Material for this task Block Start

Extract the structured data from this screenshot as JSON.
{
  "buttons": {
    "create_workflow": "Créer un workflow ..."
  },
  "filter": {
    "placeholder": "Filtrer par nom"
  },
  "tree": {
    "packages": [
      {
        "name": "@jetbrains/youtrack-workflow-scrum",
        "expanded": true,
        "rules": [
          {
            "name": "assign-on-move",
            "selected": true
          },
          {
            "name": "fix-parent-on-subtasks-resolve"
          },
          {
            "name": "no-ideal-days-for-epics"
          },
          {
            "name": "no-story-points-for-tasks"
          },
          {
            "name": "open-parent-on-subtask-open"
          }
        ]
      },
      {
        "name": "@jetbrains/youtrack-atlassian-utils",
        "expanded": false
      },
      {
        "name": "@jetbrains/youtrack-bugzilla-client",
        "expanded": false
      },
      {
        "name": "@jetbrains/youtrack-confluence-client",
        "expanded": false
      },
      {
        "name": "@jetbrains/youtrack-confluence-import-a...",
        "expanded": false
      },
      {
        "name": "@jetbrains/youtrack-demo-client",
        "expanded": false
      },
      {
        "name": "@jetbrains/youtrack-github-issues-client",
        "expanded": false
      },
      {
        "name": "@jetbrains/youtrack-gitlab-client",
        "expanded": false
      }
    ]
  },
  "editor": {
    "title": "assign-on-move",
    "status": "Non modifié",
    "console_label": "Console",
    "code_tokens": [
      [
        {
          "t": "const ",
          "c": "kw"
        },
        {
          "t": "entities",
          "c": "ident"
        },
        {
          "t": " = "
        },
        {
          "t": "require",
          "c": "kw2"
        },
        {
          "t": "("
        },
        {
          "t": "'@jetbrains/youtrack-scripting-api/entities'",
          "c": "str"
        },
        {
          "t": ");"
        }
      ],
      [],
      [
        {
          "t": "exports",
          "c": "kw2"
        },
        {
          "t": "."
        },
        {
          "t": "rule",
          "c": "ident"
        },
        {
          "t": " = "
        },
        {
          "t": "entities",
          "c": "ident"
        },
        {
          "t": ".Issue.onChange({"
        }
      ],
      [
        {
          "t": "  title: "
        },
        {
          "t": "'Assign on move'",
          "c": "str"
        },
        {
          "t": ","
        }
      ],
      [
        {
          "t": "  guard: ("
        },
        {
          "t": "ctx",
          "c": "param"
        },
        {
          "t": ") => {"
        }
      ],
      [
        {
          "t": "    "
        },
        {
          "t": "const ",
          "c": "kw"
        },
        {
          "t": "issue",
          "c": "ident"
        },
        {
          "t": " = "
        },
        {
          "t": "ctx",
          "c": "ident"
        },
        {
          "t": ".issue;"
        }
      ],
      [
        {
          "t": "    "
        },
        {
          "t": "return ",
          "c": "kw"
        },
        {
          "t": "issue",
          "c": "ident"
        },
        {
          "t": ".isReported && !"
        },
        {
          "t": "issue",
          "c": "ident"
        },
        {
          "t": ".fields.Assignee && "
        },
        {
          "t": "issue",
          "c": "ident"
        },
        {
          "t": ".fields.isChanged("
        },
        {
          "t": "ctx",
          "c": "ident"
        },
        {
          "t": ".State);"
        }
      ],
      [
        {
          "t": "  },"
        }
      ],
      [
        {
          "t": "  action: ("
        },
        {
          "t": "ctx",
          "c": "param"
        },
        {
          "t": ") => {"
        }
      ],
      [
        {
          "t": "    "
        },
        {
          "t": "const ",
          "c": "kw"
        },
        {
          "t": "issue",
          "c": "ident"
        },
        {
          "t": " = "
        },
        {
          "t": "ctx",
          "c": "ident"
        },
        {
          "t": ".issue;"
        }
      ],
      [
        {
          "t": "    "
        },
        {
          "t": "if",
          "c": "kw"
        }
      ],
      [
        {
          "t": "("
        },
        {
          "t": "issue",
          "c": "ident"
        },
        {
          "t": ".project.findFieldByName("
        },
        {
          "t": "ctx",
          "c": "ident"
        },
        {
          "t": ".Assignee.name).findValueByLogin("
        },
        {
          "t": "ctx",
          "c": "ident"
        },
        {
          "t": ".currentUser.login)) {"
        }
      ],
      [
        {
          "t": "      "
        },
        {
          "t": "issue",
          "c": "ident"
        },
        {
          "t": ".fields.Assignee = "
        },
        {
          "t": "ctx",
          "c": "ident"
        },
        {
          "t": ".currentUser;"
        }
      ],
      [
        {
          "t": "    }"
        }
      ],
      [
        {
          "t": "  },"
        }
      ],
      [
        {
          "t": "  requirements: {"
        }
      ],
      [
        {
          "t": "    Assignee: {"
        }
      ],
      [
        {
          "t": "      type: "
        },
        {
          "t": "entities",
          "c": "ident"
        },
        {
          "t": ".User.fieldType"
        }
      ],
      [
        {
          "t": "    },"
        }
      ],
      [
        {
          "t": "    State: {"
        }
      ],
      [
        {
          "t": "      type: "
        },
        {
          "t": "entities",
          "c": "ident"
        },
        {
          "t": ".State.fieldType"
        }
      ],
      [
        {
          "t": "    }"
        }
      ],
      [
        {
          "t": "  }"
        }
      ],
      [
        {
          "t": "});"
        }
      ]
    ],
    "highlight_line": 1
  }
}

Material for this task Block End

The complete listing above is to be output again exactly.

The completed task:
Extract the structured data from this screenshot as JSON.
{
  "buttons": {
    "create_workflow": "Créer un workflow ..."
  },
  "filter": {
    "placeholder": "Filtrer par nom"
  },
  "tree": {
    "packages": [
      {
        "name": "@jetbrains/youtrack-workflow-scrum",
        "expanded": true,
        "rules": [
          {
            "name": "assign-on-move",
            "selected": true
          },
          {
            "name": "fix-parent-on-subtasks-resolve"
          },
          {
            "name": "no-ideal-days-for-epics"
          },
          {
            "name": "no-story-points-for-tasks"
          },
          {
            "name": "open-parent-on-subtask-open"
          }
        ]
      },
      {
        "name": "@jetbrains/youtrack-atlassian-utils",
        "expanded": false
      },
      {
        "name": "@jetbrains/youtrack-bugzilla-client",
        "expanded": false
      },
      {
        "name": "@jetbrains/youtrack-confluence-client",
        "expanded": false
      },
      {
        "name": "@jetbrains/youtrack-confluence-import-a...",
        "expanded": false
      },
      {
        "name": "@jetbrains/youtrack-demo-client",
        "expanded": false
      },
      {
        "name": "@jetbrains/youtrack-github-issues-client",
        "expanded": false
      },
      {
        "name": "@jetbrains/youtrack-gitlab-client",
        "expanded": false
      }
    ]
  },
  "editor": {
    "title": "assign-on-move",
    "status": "Non modifié",
    "console_label": "Console",
    "code_tokens": [
      [
        {
          "t": "const ",
          "c": "kw"
        },
        {
          "t": "entities",
          "c": "ident"
        },
        {
          "t": " = "
        },
        {
          "t": "require",
          "c": "kw2"
        },
        {
          "t": "("
        },
        {
          "t": "'@jetbrains/youtrack-scripting-api/entities'",
          "c": "str"
        },
        {
          "t": ");"
        }
      ],
      [],
      [
        {
          "t": "exports",
          "c": "kw2"
        },
        {
          "t": "."
        },
        {
          "t": "rule",
          "c": "ident"
        },
        {
          "t": " = "
        },
        {
          "t": "entities",
          "c": "ident"
        },
        {
          "t": ".Issue.onChange({"
        }
      ],
      [
        {
          "t": "  title: "
        },
        {
          "t": "'Assign on move'",
          "c": "str"
        },
        {
          "t": ","
        }
      ],
      [
        {
          "t": "  guard: ("
        },
        {
          "t": "ctx",
          "c": "param"
        },
        {
          "t": ") => {"
        }
      ],
      [
        {
          "t": "    "
        },
        {
          "t": "const ",
          "c": "kw"
        },
        {
          "t": "issue",
          "c": "ident"
        },
        {
          "t": " = "
        },
        {
          "t": "ctx",
          "c": "ident"
        },
        {
          "t": ".issue;"
        }
      ],
      [
        {
          "t": "    "
        },
        {
          "t": "return ",
          "c": "kw"
        },
        {
          "t": "issue",
          "c": "ident"
        },
        {
          "t": ".isReported && !"
        },
        {
          "t": "issue",
          "c": "ident"
        },
        {
          "t": ".fields.Assignee && "
        },
        {
          "t": "issue",
          "c": "ident"
        },
        {
          "t": ".fields.isChanged("
        },
        {
          "t": "ctx",
          "c": "ident"
        },
        {
          "t": ".State);"
        }
      ],
      [
        {
          "t": "  },"
        }
      ],
      [
        {
          "t": "  action: ("
        },
        {
          "t": "ctx",
          "c": "param"
        },
        {
          "t": ") => {"
        }
      ],
      [
        {
          "t": "    "
        },
        {
          "t": "const ",
          "c": "kw"
        },
        {
          "t": "issue",
          "c": "ident"
        },
        {
          "t": " = "
        },
        {
          "t": "ctx",
          "c": "ident"
        },
        {
          "t": ".issue;"
        }
      ],
      [
        {
          "t": "    "
        },
        {
          "t": "if",
          "c": "kw"
        }
      ],
      [
        {
          "t": "("
        },
        {
          "t": "issue",
          "c": "ident"
        },
        {
          "t": ".project.findFieldByName("
        },
        {
          "t": "ctx",
          "c": "ident"
        },
        {
          "t": ".Assignee.name).findValueByLogin("
        },
        {
          "t": "ctx",
          "c": "ident"
        },
        {
          "t": ".currentUser.login)) {"
        }
      ],
      [
        {
          "t": "      "
        },
        {
          "t": "issue",
          "c": "ident"
        },
        {
          "t": ".fields.Assignee = "
        },
        {
          "t": "ctx",
          "c": "ident"
        },
        {
          "t": ".currentUser;"
        }
      ],
      [
        {
          "t": "    }"
        }
      ],
      [
        {
          "t": "  },"
        }
      ],
      [
        {
          "t": "  requirements: {"
        }
      ],
      [
        {
          "t": "    Assignee: {"
        }
      ],
      [
        {
          "t": "      type: "
        },
        {
          "t": "entities",
          "c": "ident"
        },
        {
          "t": ".User.fieldType"
        }
      ],
      [
        {
          "t": "    },"
        }
      ],
      [
        {
          "t": "    State: {"
        }
      ],
      [
        {
          "t": "      type: "
        },
        {
          "t": "entities",
          "c": "ident"
        },
        {
          "t": ".State.fieldType"
        }
      ],
      [
        {
          "t": "    }"
        }
      ],
      [
        {
          "t": "  }"
        }
      ],
      [
        {
          "t": "});"
        }
      ]
    ],
    "highlight_line": 1
  }
}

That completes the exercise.